William & Mary's network has grown considerably since 2002 due to various new technology-based services.  Examples include the key card swipes for doors and vending machines, building operation systems like eSuds and HVAC controls, and applications like Banner and Blackboard.  The new Voice over Internet Protocol (VoIP) Phone System is another campus service that operates via the network.  Today there are about 33,000 active ports, three times the number we had in 2002. "Everything we do rides on the network... It was time to replace our aging infrastructure with a new fault-tolerant network that can deliver reliable service." Carpenter says.

2011 network with three core nodes in a triangle configurationTo accommodate the increasing demand and ensure continuous service, the network had to be completely redesigned.  Rather than the barbell shape of the 2002 network core, Fenstermacher draws the upgraded network core in the shape of a triangle, with three core nodes.  He explains that having three core nodes, rather than two, allows for a back-up route to any part of the core.  There are also back-up routes for each distribution switch, which can each be accessed by two core nodes – thus redundancy.

The upgraded network also has a greater bandwidth, increasing a full magnitude from 1 gigabit to 10 gigabits through the core and 100 megabits to 1 gigabit to the distributors.  All this combined means there will be more consistent and more powerful service on the W&M network.

Cars aren't the only things traveling along highways...

Not only was William & Mary's network upgraded for redundancy, so was our Internet connection.  Believe it or not, we connect to the Internet in Northern Virginia.  Just like cars, the data fibers connecting us to the Internet, travel alongside I-95 to connect to a "peering point" of the web.  With various construction projects along the interstate, the potential for a fiber to be cut is great (backhoes are especially threatening).  Up until just a few months ago, we only had this single route to the peering point – but now we have two.  The new route still follows along the highway system, but uses a different path to reach the NoVA peering point.

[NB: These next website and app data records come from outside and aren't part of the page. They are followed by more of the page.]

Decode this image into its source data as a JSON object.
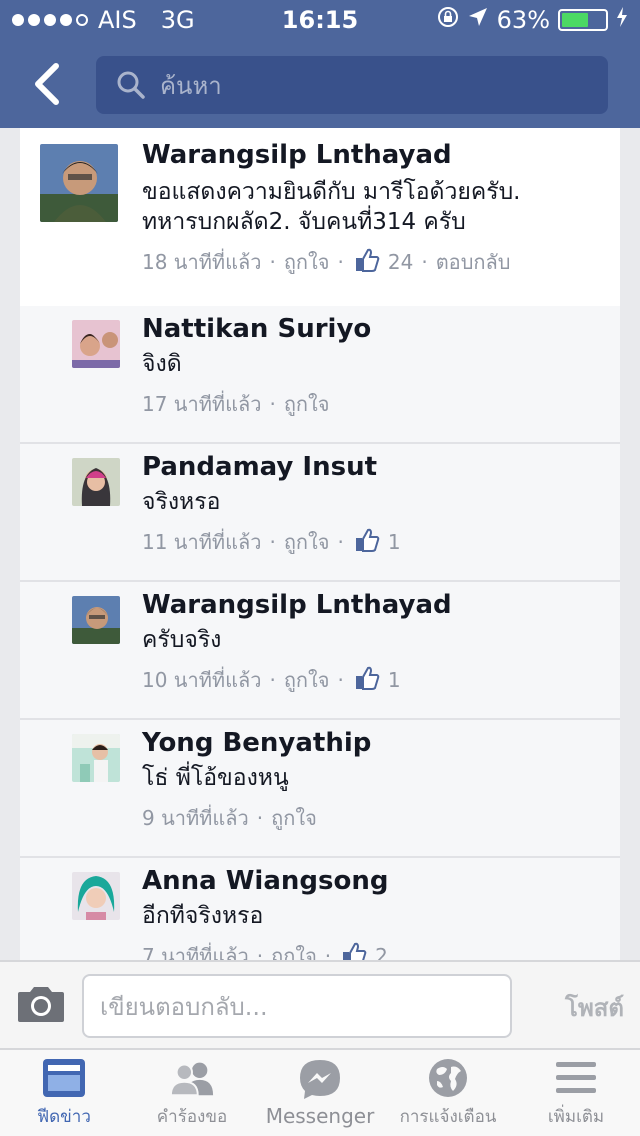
{
  "status_bar": {
    "carrier": "AIS",
    "network": "3G",
    "time": "16:15",
    "battery_percent": "63%",
    "battery_level": 0.63
  },
  "nav": {
    "search_placeholder": "ค้นหา"
  },
  "main_comment": {
    "author": "Warangsilp Lnthayad",
    "text_line1": "ขอแสดงความยินดีกับ มารีโอด้วยครับ.",
    "text_line2": "ทหารบกผลัด2. จับคนที่314 ครับ",
    "time": "18 นาทีที่แล้ว",
    "like_label": "ถูกใจ",
    "like_count": "24",
    "reply_label": "ตอบกลับ"
  },
  "replies": [
    {
      "author": "Nattikan Suriyo",
      "text": "จิงดิ",
      "time": "17 นาทีที่แล้ว",
      "like_label": "ถูกใจ",
      "like_count": ""
    },
    {
      "author": "Pandamay Insut",
      "text": "จริงหรอ",
      "time": "11 นาทีที่แล้ว",
      "like_label": "ถูกใจ",
      "like_count": "1"
    },
    {
      "author": "Warangsilp Lnthayad",
      "text": "ครับจริง",
      "time": "10 นาทีที่แล้ว",
      "like_label": "ถูกใจ",
      "like_count": "1"
    },
    {
      "author": "Yong Benyathip",
      "text": "โธ่ พี่โอ้ของหนู",
      "time": "9 นาทีที่แล้ว",
      "like_label": "ถูกใจ",
      "like_count": ""
    },
    {
      "author": "Anna Wiangsong",
      "text": "อีกทีจริงหรอ",
      "time": "7 นาทีที่แล้ว",
      "like_label": "ถูกใจ",
      "like_count": "2"
    }
  ],
  "composer": {
    "placeholder": "เขียนตอบกลับ...",
    "post_label": "โพสต์"
  },
  "tabs": [
    {
      "label": "ฟีดข่าว",
      "icon": "news-feed-icon",
      "active": true
    },
    {
      "label": "คำร้องขอ",
      "icon": "friend-requests-icon",
      "active": false
    },
    {
      "label": "Messenger",
      "icon": "messenger-icon",
      "active": false
    },
    {
      "label": "การแจ้งเตือน",
      "icon": "globe-icon",
      "active": false
    },
    {
      "label": "เพิ่มเติม",
      "icon": "menu-icon",
      "active": false
    }
  ],
  "colors": {
    "header": "#4d669c",
    "search_bg": "#39518b",
    "active_tab": "#4267b2",
    "battery": "#4cd964"
  }
}
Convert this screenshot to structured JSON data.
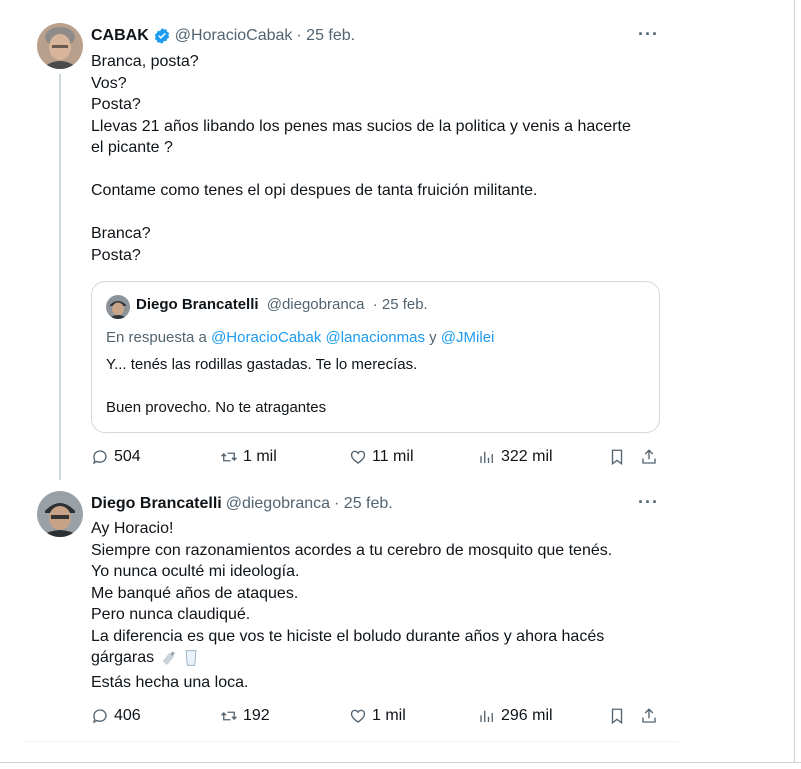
{
  "tweet1": {
    "name": "CABAK",
    "handle": "@HoracioCabak",
    "date": "· 25 feb.",
    "more": "···",
    "text": "Branca, posta?\nVos?\nPosta?\nLlevas 21 años libando los penes mas sucios de la politica y venis a hacerte\nel picante ?\n\nContame como tenes el opi despues de tanta fruición militante.\n\nBranca?\nPosta?",
    "quote": {
      "name": "Diego Brancatelli",
      "handle": "@diegobranca",
      "date": "· 25 feb.",
      "reply_prefix": "En respuesta a",
      "reply_to": "@HoracioCabak @lanacionmas",
      "reply_and": "y",
      "reply_last": "@JMilei",
      "text1": "Y... tenés las rodillas gastadas. Te lo merecías.",
      "text2": "Buen provecho. No te atragantes"
    },
    "actions": {
      "replies": "504",
      "retweets": "1 mil",
      "likes": "11 mil",
      "views": "322 mil"
    }
  },
  "tweet2": {
    "name": "Diego Brancatelli",
    "handle": "@diegobranca",
    "date": "· 25 feb.",
    "more": "···",
    "text": "Ay Horacio!\nSiempre con razonamientos acordes a tu cerebro de mosquito que tenés.\nYo nunca oculté mi ideología.\nMe banqué años de ataques.\nPero nunca claudiqué.\nLa diferencia es que vos te hiciste el boludo durante años y ahora hacés",
    "text_last_line": "gárgaras",
    "text_end": "Estás hecha una loca.",
    "actions": {
      "replies": "406",
      "retweets": "192",
      "likes": "1 mil",
      "views": "296 mil"
    }
  },
  "colors": {
    "accent": "#1d9bf0",
    "secondary_text": "#536471",
    "border": "#cfd9de"
  }
}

Where are we now?

Three years after it began, the network upgrade is almost complete.   About 95% of W&M buildings have been converted to the upgraded network and we expect the project to be complete toward the end of the 2011 calendar year.  There have been a couple bumps along the way, resulting in a series of network outages this summer. Carpenter, describing the upgrade process as complicated, explains, "It is a whole new technology, we are still learning our way around it."  The good news is this phase is only temporary.  Once finished, users can expect to find the upgraded network to be faster and more reliable than ever.